(Entries from a dataset of interfaces)
----------

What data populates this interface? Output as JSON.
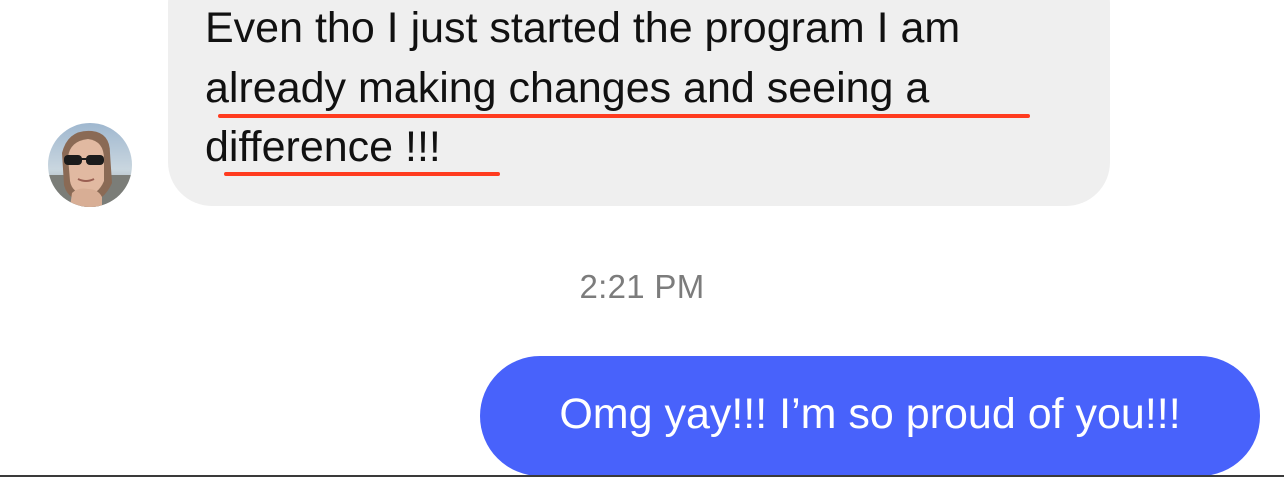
{
  "conversation": {
    "incoming_message": {
      "lines": [
        "Even tho I just started the program I am",
        "already making changes and seeing a",
        "difference !!!"
      ],
      "underline_color": "#ff3b1f",
      "bubble_color": "#efefef"
    },
    "avatar": {
      "icon": "profile-photo-avatar"
    },
    "timestamp": "2:21 PM",
    "outgoing_message": {
      "text": "Omg yay!!! I’m so proud of you!!!",
      "bubble_color": "#4862fb"
    }
  }
}
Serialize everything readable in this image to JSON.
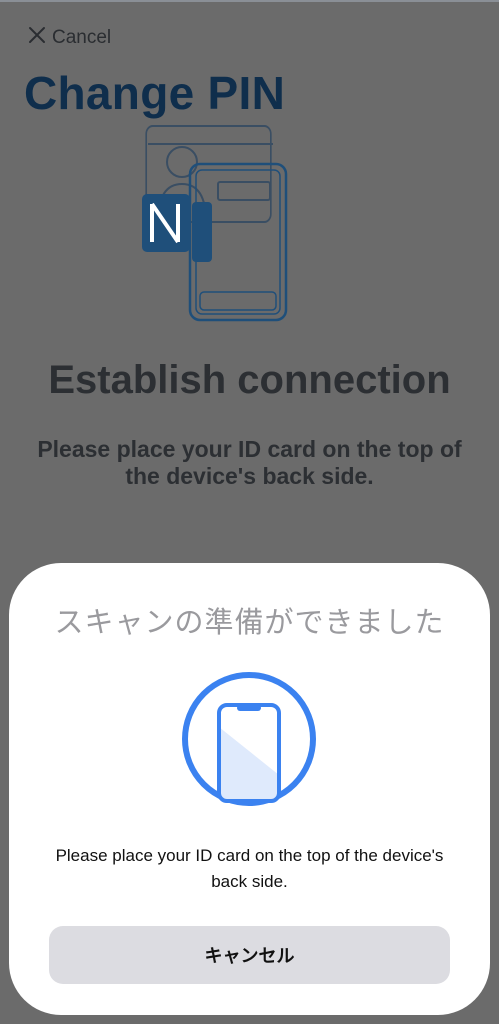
{
  "header": {
    "cancel_label": "Cancel",
    "title": "Change PIN"
  },
  "content": {
    "heading": "Establish connection",
    "description": "Please place your ID card on the top of the device's back side."
  },
  "nfc_sheet": {
    "title": "スキャンの準備ができました",
    "message": "Please place your ID card on the top of the device's back side.",
    "cancel_label": "キャンセル"
  },
  "colors": {
    "accent": "#3b82f0",
    "title": "#0f2e4c",
    "nfc_badge": "#1f4f7a"
  },
  "icons": {
    "close": "close-icon",
    "illustration": "id-card-nfc-illustration",
    "scan": "phone-scan-icon"
  }
}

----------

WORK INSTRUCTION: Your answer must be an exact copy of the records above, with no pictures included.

SOLUTION TO THE EXERCISE:
What data populates this interface? Output as JSON.
{
  "conversation": {
    "incoming_message": {
      "lines": [
        "Even tho I just started the program I am",
        "already making changes and seeing a",
        "difference !!!"
      ],
      "underline_color": "#ff3b1f",
      "bubble_color": "#efefef"
    },
    "avatar": {
      "icon": "profile-photo-avatar"
    },
    "timestamp": "2:21 PM",
    "outgoing_message": {
      "text": "Omg yay!!! I’m so proud of you!!!",
      "bubble_color": "#4862fb"
    }
  }
}
Serialize everything readable in this image to JSON.
{
  "header": {
    "cancel_label": "Cancel",
    "title": "Change PIN"
  },
  "content": {
    "heading": "Establish connection",
    "description": "Please place your ID card on the top of the device's back side."
  },
  "nfc_sheet": {
    "title": "スキャンの準備ができました",
    "message": "Please place your ID card on the top of the device's back side.",
    "cancel_label": "キャンセル"
  },
  "colors": {
    "accent": "#3b82f0",
    "title": "#0f2e4c",
    "nfc_badge": "#1f4f7a"
  },
  "icons": {
    "close": "close-icon",
    "illustration": "id-card-nfc-illustration",
    "scan": "phone-scan-icon"
  }
}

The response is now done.